App and web page records:
——
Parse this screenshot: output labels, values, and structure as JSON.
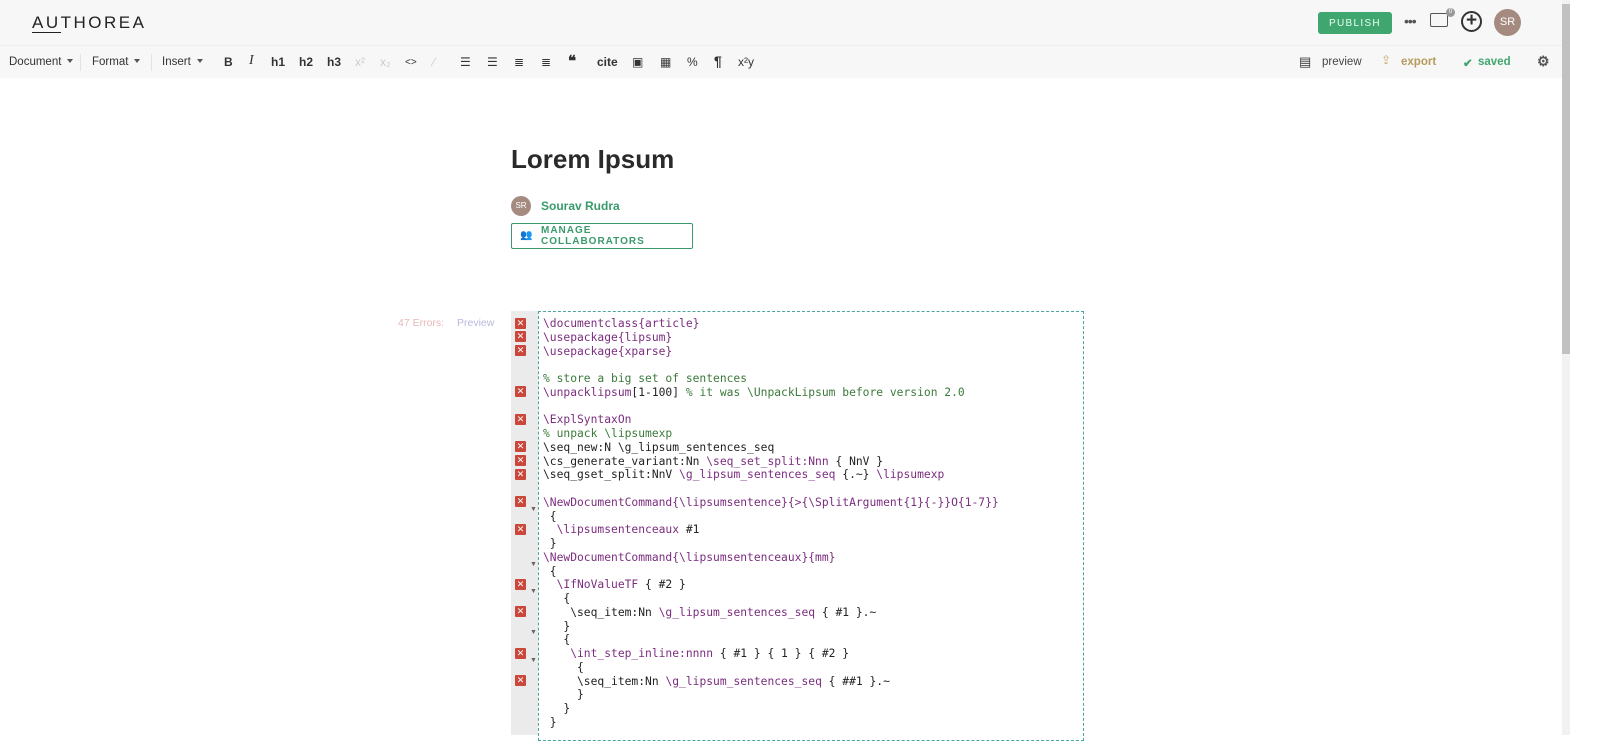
{
  "header": {
    "logo": "AUTHOREA",
    "publish": "PUBLISH",
    "more": "•••",
    "comments_badge": "0",
    "avatar": "SR"
  },
  "toolbar": {
    "document": "Document",
    "format": "Format",
    "insert": "Insert",
    "bold": "B",
    "italic": "I",
    "h1": "h1",
    "h2": "h2",
    "h3": "h3",
    "sup": "x²",
    "sub": "x₂",
    "code": "<>",
    "cite": "cite",
    "quote": "❝",
    "pilcrow": "¶",
    "xy": "x²y",
    "preview": "preview",
    "export": "export",
    "saved": "saved"
  },
  "doc": {
    "title": "Lorem Ipsum",
    "author": "Sourav Rudra",
    "author_initials": "SR",
    "collaborators": "MANAGE COLLABORATORS"
  },
  "editor": {
    "errors": "47 Errors:",
    "preview": "Preview",
    "lines": [
      {
        "e": 1,
        "t": [
          [
            "\\documentclass",
            "cmd"
          ],
          [
            "{article}",
            "arg"
          ]
        ]
      },
      {
        "e": 1,
        "t": [
          [
            "\\usepackage",
            "cmd"
          ],
          [
            "{lipsum}",
            "arg"
          ]
        ]
      },
      {
        "e": 1,
        "t": [
          [
            "\\usepackage",
            "cmd"
          ],
          [
            "{xparse}",
            "arg"
          ]
        ]
      },
      {
        "t": []
      },
      {
        "t": [
          [
            "% store a big set of sentences",
            "cmt"
          ]
        ]
      },
      {
        "e": 1,
        "t": [
          [
            "\\unpacklipsum",
            "cmd"
          ],
          [
            "[1-100] ",
            ""
          ],
          [
            "% it was \\UnpackLipsum before version 2.0",
            "cmt"
          ]
        ]
      },
      {
        "t": []
      },
      {
        "e": 1,
        "t": [
          [
            "\\ExplSyntaxOn",
            "cmd"
          ]
        ]
      },
      {
        "t": [
          [
            "% unpack \\lipsumexp",
            "cmt"
          ]
        ]
      },
      {
        "e": 1,
        "t": [
          [
            "\\seq_new:N \\g_lipsum_sentences_seq",
            ""
          ]
        ]
      },
      {
        "e": 1,
        "t": [
          [
            "\\cs_generate_variant:Nn ",
            ""
          ],
          [
            "\\seq_set_split:Nnn",
            "cmd"
          ],
          [
            " { NnV }",
            ""
          ]
        ]
      },
      {
        "e": 1,
        "t": [
          [
            "\\seq_gset_split:NnV ",
            ""
          ],
          [
            "\\g_lipsum_sentences_seq",
            "cmd"
          ],
          [
            " {.~} ",
            ""
          ],
          [
            "\\lipsumexp",
            "cmd"
          ]
        ]
      },
      {
        "t": []
      },
      {
        "e": 1,
        "t": [
          [
            "\\NewDocumentCommand",
            "cmd"
          ],
          [
            "{\\lipsumsentence}{>{\\SplitArgument{1}{-}}O{1-7}}",
            "arg"
          ]
        ]
      },
      {
        "f": 1,
        "t": [
          [
            " {",
            ""
          ]
        ]
      },
      {
        "e": 1,
        "t": [
          [
            "  \\lipsumsentenceaux",
            "cmd"
          ],
          [
            " #1",
            ""
          ]
        ]
      },
      {
        "t": [
          [
            " }",
            ""
          ]
        ]
      },
      {
        "t": [
          [
            "\\NewDocumentCommand",
            "cmd"
          ],
          [
            "{\\lipsumsentenceaux}{mm}",
            "arg"
          ]
        ]
      },
      {
        "f": 1,
        "t": [
          [
            " {",
            ""
          ]
        ]
      },
      {
        "e": 1,
        "t": [
          [
            "  \\IfNoValueTF",
            "cmd"
          ],
          [
            " { #2 }",
            ""
          ]
        ]
      },
      {
        "f": 1,
        "t": [
          [
            "   {",
            ""
          ]
        ]
      },
      {
        "e": 1,
        "t": [
          [
            "    \\seq_item:Nn ",
            ""
          ],
          [
            "\\g_lipsum_sentences_seq",
            "cmd"
          ],
          [
            " { #1 }.~",
            ""
          ]
        ]
      },
      {
        "t": [
          [
            "   }",
            ""
          ]
        ]
      },
      {
        "f": 1,
        "t": [
          [
            "   {",
            ""
          ]
        ]
      },
      {
        "e": 1,
        "t": [
          [
            "    \\int_step_inline:nnnn",
            "cmd"
          ],
          [
            " { #1 } { 1 } { #2 }",
            ""
          ]
        ]
      },
      {
        "f": 1,
        "t": [
          [
            "     {",
            ""
          ]
        ]
      },
      {
        "e": 1,
        "t": [
          [
            "     \\seq_item:Nn ",
            ""
          ],
          [
            "\\g_lipsum_sentences_seq",
            "cmd"
          ],
          [
            " { ##1 }.~",
            ""
          ]
        ]
      },
      {
        "t": [
          [
            "     }",
            ""
          ]
        ]
      },
      {
        "t": [
          [
            "   }",
            ""
          ]
        ]
      },
      {
        "t": [
          [
            " }",
            ""
          ]
        ]
      }
    ]
  }
}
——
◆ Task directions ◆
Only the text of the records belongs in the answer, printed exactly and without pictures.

◆ Task response ◆
Parse this screenshot: output labels, values, and structure as JSON.
{
  "header": {
    "logo": "AUTHOREA",
    "publish": "PUBLISH",
    "more": "•••",
    "comments_badge": "0",
    "avatar": "SR"
  },
  "toolbar": {
    "document": "Document",
    "format": "Format",
    "insert": "Insert",
    "bold": "B",
    "italic": "I",
    "h1": "h1",
    "h2": "h2",
    "h3": "h3",
    "sup": "x²",
    "sub": "x₂",
    "code": "<>",
    "cite": "cite",
    "quote": "❝",
    "pilcrow": "¶",
    "xy": "x²y",
    "preview": "preview",
    "export": "export",
    "saved": "saved"
  },
  "doc": {
    "title": "Lorem Ipsum",
    "author": "Sourav Rudra",
    "author_initials": "SR",
    "collaborators": "MANAGE COLLABORATORS"
  },
  "editor": {
    "errors": "47 Errors:",
    "preview": "Preview",
    "lines": [
      {
        "e": 1,
        "t": [
          [
            "\\documentclass",
            "cmd"
          ],
          [
            "{article}",
            "arg"
          ]
        ]
      },
      {
        "e": 1,
        "t": [
          [
            "\\usepackage",
            "cmd"
          ],
          [
            "{lipsum}",
            "arg"
          ]
        ]
      },
      {
        "e": 1,
        "t": [
          [
            "\\usepackage",
            "cmd"
          ],
          [
            "{xparse}",
            "arg"
          ]
        ]
      },
      {
        "t": []
      },
      {
        "t": [
          [
            "% store a big set of sentences",
            "cmt"
          ]
        ]
      },
      {
        "e": 1,
        "t": [
          [
            "\\unpacklipsum",
            "cmd"
          ],
          [
            "[1-100] ",
            ""
          ],
          [
            "% it was \\UnpackLipsum before version 2.0",
            "cmt"
          ]
        ]
      },
      {
        "t": []
      },
      {
        "e": 1,
        "t": [
          [
            "\\ExplSyntaxOn",
            "cmd"
          ]
        ]
      },
      {
        "t": [
          [
            "% unpack \\lipsumexp",
            "cmt"
          ]
        ]
      },
      {
        "e": 1,
        "t": [
          [
            "\\seq_new:N \\g_lipsum_sentences_seq",
            ""
          ]
        ]
      },
      {
        "e": 1,
        "t": [
          [
            "\\cs_generate_variant:Nn ",
            ""
          ],
          [
            "\\seq_set_split:Nnn",
            "cmd"
          ],
          [
            " { NnV }",
            ""
          ]
        ]
      },
      {
        "e": 1,
        "t": [
          [
            "\\seq_gset_split:NnV ",
            ""
          ],
          [
            "\\g_lipsum_sentences_seq",
            "cmd"
          ],
          [
            " {.~} ",
            ""
          ],
          [
            "\\lipsumexp",
            "cmd"
          ]
        ]
      },
      {
        "t": []
      },
      {
        "e": 1,
        "t": [
          [
            "\\NewDocumentCommand",
            "cmd"
          ],
          [
            "{\\lipsumsentence}{>{\\SplitArgument{1}{-}}O{1-7}}",
            "arg"
          ]
        ]
      },
      {
        "f": 1,
        "t": [
          [
            " {",
            ""
          ]
        ]
      },
      {
        "e": 1,
        "t": [
          [
            "  \\lipsumsentenceaux",
            "cmd"
          ],
          [
            " #1",
            ""
          ]
        ]
      },
      {
        "t": [
          [
            " }",
            ""
          ]
        ]
      },
      {
        "t": [
          [
            "\\NewDocumentCommand",
            "cmd"
          ],
          [
            "{\\lipsumsentenceaux}{mm}",
            "arg"
          ]
        ]
      },
      {
        "f": 1,
        "t": [
          [
            " {",
            ""
          ]
        ]
      },
      {
        "e": 1,
        "t": [
          [
            "  \\IfNoValueTF",
            "cmd"
          ],
          [
            " { #2 }",
            ""
          ]
        ]
      },
      {
        "f": 1,
        "t": [
          [
            "   {",
            ""
          ]
        ]
      },
      {
        "e": 1,
        "t": [
          [
            "    \\seq_item:Nn ",
            ""
          ],
          [
            "\\g_lipsum_sentences_seq",
            "cmd"
          ],
          [
            " { #1 }.~",
            ""
          ]
        ]
      },
      {
        "t": [
          [
            "   }",
            ""
          ]
        ]
      },
      {
        "f": 1,
        "t": [
          [
            "   {",
            ""
          ]
        ]
      },
      {
        "e": 1,
        "t": [
          [
            "    \\int_step_inline:nnnn",
            "cmd"
          ],
          [
            " { #1 } { 1 } { #2 }",
            ""
          ]
        ]
      },
      {
        "f": 1,
        "t": [
          [
            "     {",
            ""
          ]
        ]
      },
      {
        "e": 1,
        "t": [
          [
            "     \\seq_item:Nn ",
            ""
          ],
          [
            "\\g_lipsum_sentences_seq",
            "cmd"
          ],
          [
            " { ##1 }.~",
            ""
          ]
        ]
      },
      {
        "t": [
          [
            "     }",
            ""
          ]
        ]
      },
      {
        "t": [
          [
            "   }",
            ""
          ]
        ]
      },
      {
        "t": [
          [
            " }",
            ""
          ]
        ]
      }
    ]
  }
}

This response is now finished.